When you live in a house a day or two, you notice little annoying things that you would have done differently. For us, the biggest issue was light switch location. The only think we can think is that the former owner was either left handed or just put the light switches in the easiest place with the shortest run of wire required. Stupid way to save money, if you ask me.
For example, there is one room where you open the door, which has hinges of the left. You would expect the light switch to be on your right for easy accessibility. But no. The switch is on the left, behind the door. You literally have to walk into the room, close the door and fumble around behind it to turn on the lights. I’m going to have to figure out if I can install some kind of motion sensor or voice activated switch to turn on the light. That will be easier than cutting into the wall and running the wires over the door and down the other side.
The same thing when you come in the basement door. He must have ordered a left-hand door when he should have ordered a right-hand door.
The house is also fairly dark because there are 40 watt bulbs in many of the fixtures, and cheap fluorescent bulbs (the curly kind that screw in sockets, not the long tubes) in the rest. It makes us wonder if the former owner ever sat down to read a book or newspaper. It is too dark for us to do so comfortably. We’re planning to replace most of the existing bulbs with LEDs. We’ll make the light super bright and then install dimmer switches so we can dim them if we need to.
Starting the “To Do” List
We have some other changes, upgrades, improvements and add-ons we want to do, and the best time to do them is while the house is still empty.
There is some painting on the to-do list, and its easier to paint when you don’t have to move furniture. Also on the list are: replace the fixture over the spot where the dining room table will go, change out the window and window trim on the kitchen window, and get internet access.
Many of the to-do items are focused on the outside. My list includes install motion detecting LED lights for the exterior, site and build a chicken coop, decide where the raised garden beds should be and start building them, determine where to put the compost pile, figure out where to plant the berries (I have a good idea already) and where to site the fruit trees, get sufficient fire wood supplies, order a truckload of gravel for the driveway, and set up our firing range. Of course, we have to move before we can do much of this.
Our Final Night
On Saturday night, we trapped some more mice. One of them flopped around, dragging the trap with him. I had to get up out of bed, grab the trap, take it outside and whack him. Then I reset the trap. By the end of the weekend, it was mice 0, Pete 8. I left the traps loaded. We just have to get back there before they start to smell.
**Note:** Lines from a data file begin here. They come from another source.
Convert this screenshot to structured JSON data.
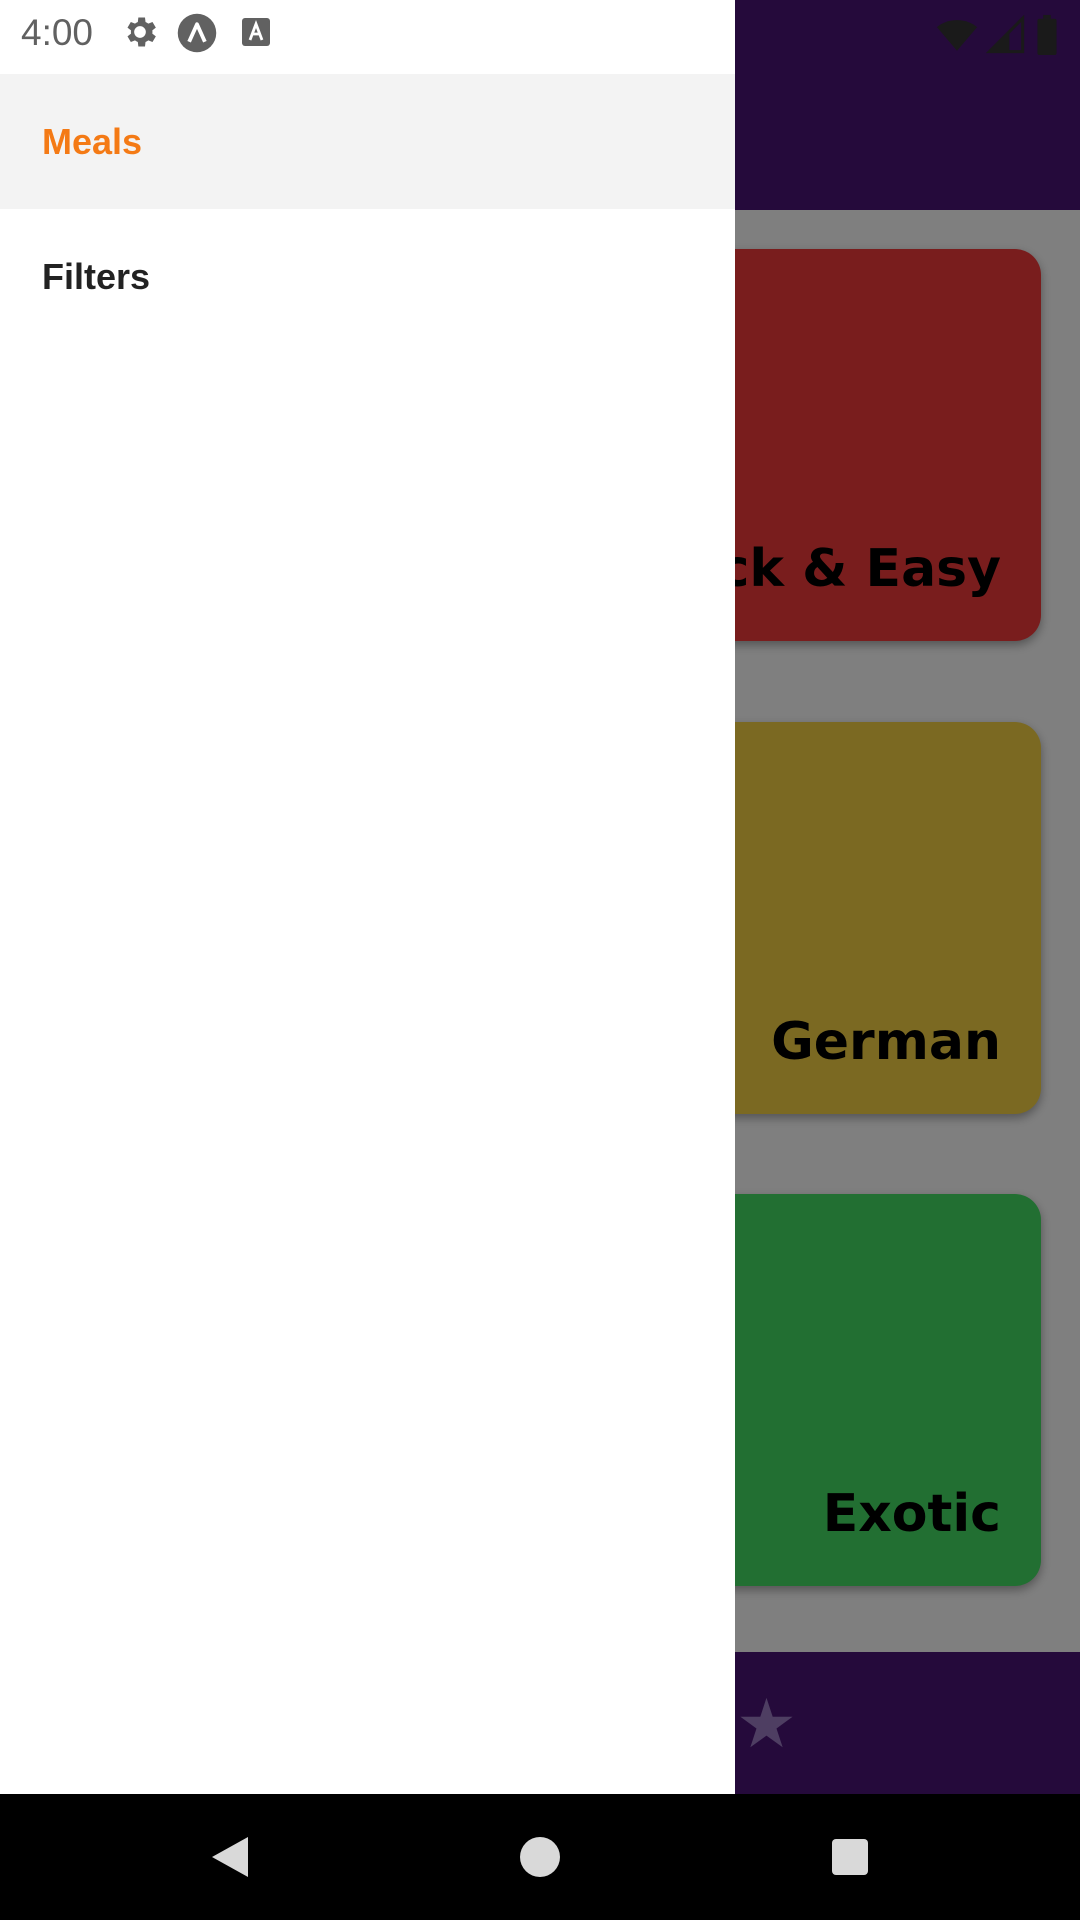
{
  "status_bar": {
    "time": "4:00",
    "left_icons": [
      "gear-icon",
      "lambda-icon",
      "a-box-icon"
    ],
    "right_icons": [
      "wifi-icon",
      "signal-icon",
      "battery-icon"
    ]
  },
  "drawer": {
    "items": [
      {
        "label": "Meals",
        "active": true
      },
      {
        "label": "Filters",
        "active": false
      }
    ],
    "active_color": "#f47a15"
  },
  "categories": [
    {
      "title": "Quick & Easy",
      "color": "#f23a3a"
    },
    {
      "title": "German",
      "color": "#f6d344"
    },
    {
      "title": "Exotic",
      "color": "#44df64"
    }
  ],
  "app": {
    "header_color": "#4a1577",
    "tab_icons": [
      "star-icon"
    ]
  },
  "nav_bar": {
    "buttons": [
      "back-icon",
      "home-icon",
      "recents-icon"
    ]
  }
}
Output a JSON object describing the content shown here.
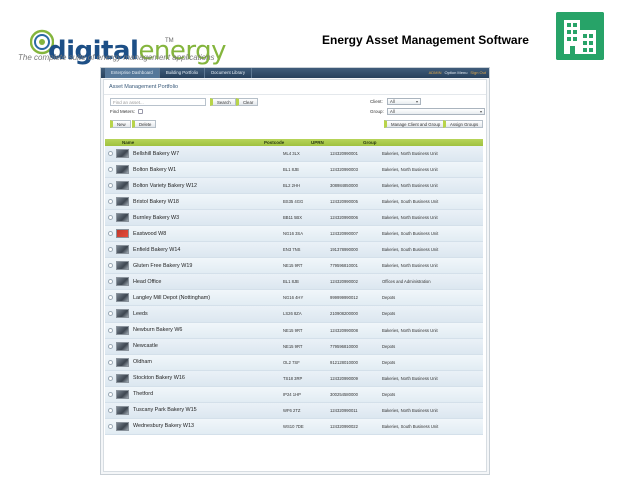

We left on Sunday for the long drive home and brought back as many empty boxes as we could. I have a feeling that we are going to be filling them up over and over again.